> [WHAT TO PRODUCE]:
From first line to last, give the records again word for word and omit the pictures.

BEGIN SOURCE RECORDS

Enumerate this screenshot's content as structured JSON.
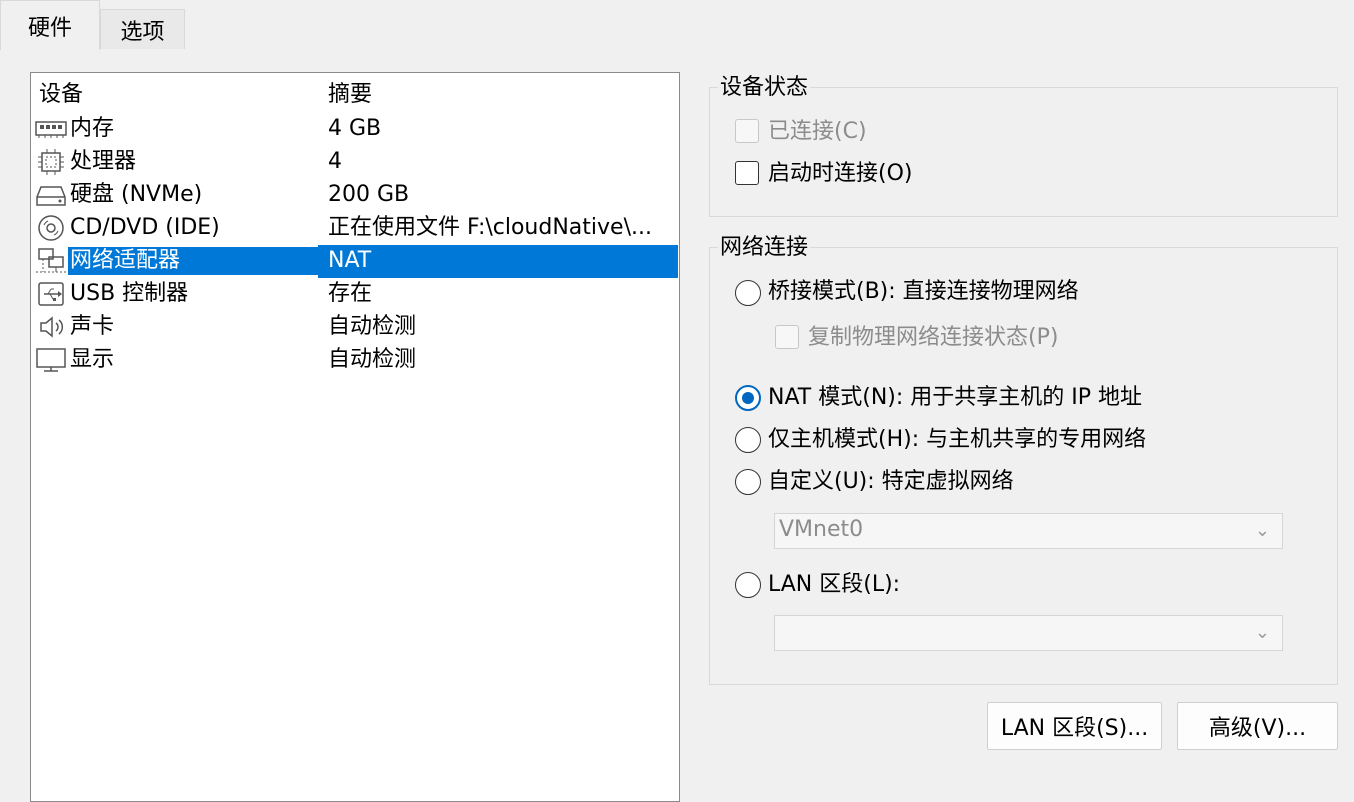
{
  "tabs": {
    "hardware": "硬件",
    "options": "选项"
  },
  "device_list": {
    "header_device": "设备",
    "header_summary": "摘要",
    "rows": [
      {
        "name": "内存",
        "summary": "4 GB",
        "icon": "memory-icon"
      },
      {
        "name": "处理器",
        "summary": "4",
        "icon": "processor-icon"
      },
      {
        "name": "硬盘 (NVMe)",
        "summary": "200 GB",
        "icon": "harddisk-icon"
      },
      {
        "name": "CD/DVD (IDE)",
        "summary": "正在使用文件 F:\\cloudNative\\...",
        "icon": "cd-dvd-icon"
      },
      {
        "name": "网络适配器",
        "summary": "NAT",
        "icon": "network-adapter-icon",
        "selected": true
      },
      {
        "name": "USB 控制器",
        "summary": "存在",
        "icon": "usb-icon"
      },
      {
        "name": "声卡",
        "summary": "自动检测",
        "icon": "speaker-icon"
      },
      {
        "name": "显示",
        "summary": "自动检测",
        "icon": "monitor-icon"
      }
    ]
  },
  "device_status": {
    "title": "设备状态",
    "connected_label": "已连接(C)",
    "connected_checked": false,
    "connected_enabled": false,
    "connect_at_power_on_label": "启动时连接(O)",
    "connect_at_power_on_checked": false
  },
  "network_connection": {
    "title": "网络连接",
    "bridged_label": "桥接模式(B): 直接连接物理网络",
    "replicate_label": "复制物理网络连接状态(P)",
    "nat_label": "NAT 模式(N): 用于共享主机的 IP 地址",
    "host_only_label": "仅主机模式(H): 与主机共享的专用网络",
    "custom_label": "自定义(U): 特定虚拟网络",
    "custom_select_value": "VMnet0",
    "lan_segment_label": "LAN 区段(L):",
    "lan_segment_select_value": "",
    "selected": "nat"
  },
  "buttons": {
    "lan_segments": "LAN 区段(S)...",
    "advanced": "高级(V)..."
  },
  "colors": {
    "selection": "#0078d7",
    "radio_accent": "#0067c0"
  }
}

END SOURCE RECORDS

> [TASK ANSWER]:
Enumerate this screenshot's content as structured JSON.
{
  "tabs": {
    "hardware": "硬件",
    "options": "选项"
  },
  "device_list": {
    "header_device": "设备",
    "header_summary": "摘要",
    "rows": [
      {
        "name": "内存",
        "summary": "4 GB",
        "icon": "memory-icon"
      },
      {
        "name": "处理器",
        "summary": "4",
        "icon": "processor-icon"
      },
      {
        "name": "硬盘 (NVMe)",
        "summary": "200 GB",
        "icon": "harddisk-icon"
      },
      {
        "name": "CD/DVD (IDE)",
        "summary": "正在使用文件 F:\\cloudNative\\...",
        "icon": "cd-dvd-icon"
      },
      {
        "name": "网络适配器",
        "summary": "NAT",
        "icon": "network-adapter-icon",
        "selected": true
      },
      {
        "name": "USB 控制器",
        "summary": "存在",
        "icon": "usb-icon"
      },
      {
        "name": "声卡",
        "summary": "自动检测",
        "icon": "speaker-icon"
      },
      {
        "name": "显示",
        "summary": "自动检测",
        "icon": "monitor-icon"
      }
    ]
  },
  "device_status": {
    "title": "设备状态",
    "connected_label": "已连接(C)",
    "connected_checked": false,
    "connected_enabled": false,
    "connect_at_power_on_label": "启动时连接(O)",
    "connect_at_power_on_checked": false
  },
  "network_connection": {
    "title": "网络连接",
    "bridged_label": "桥接模式(B): 直接连接物理网络",
    "replicate_label": "复制物理网络连接状态(P)",
    "nat_label": "NAT 模式(N): 用于共享主机的 IP 地址",
    "host_only_label": "仅主机模式(H): 与主机共享的专用网络",
    "custom_label": "自定义(U): 特定虚拟网络",
    "custom_select_value": "VMnet0",
    "lan_segment_label": "LAN 区段(L):",
    "lan_segment_select_value": "",
    "selected": "nat"
  },
  "buttons": {
    "lan_segments": "LAN 区段(S)...",
    "advanced": "高级(V)..."
  },
  "colors": {
    "selection": "#0078d7",
    "radio_accent": "#0067c0"
  }
}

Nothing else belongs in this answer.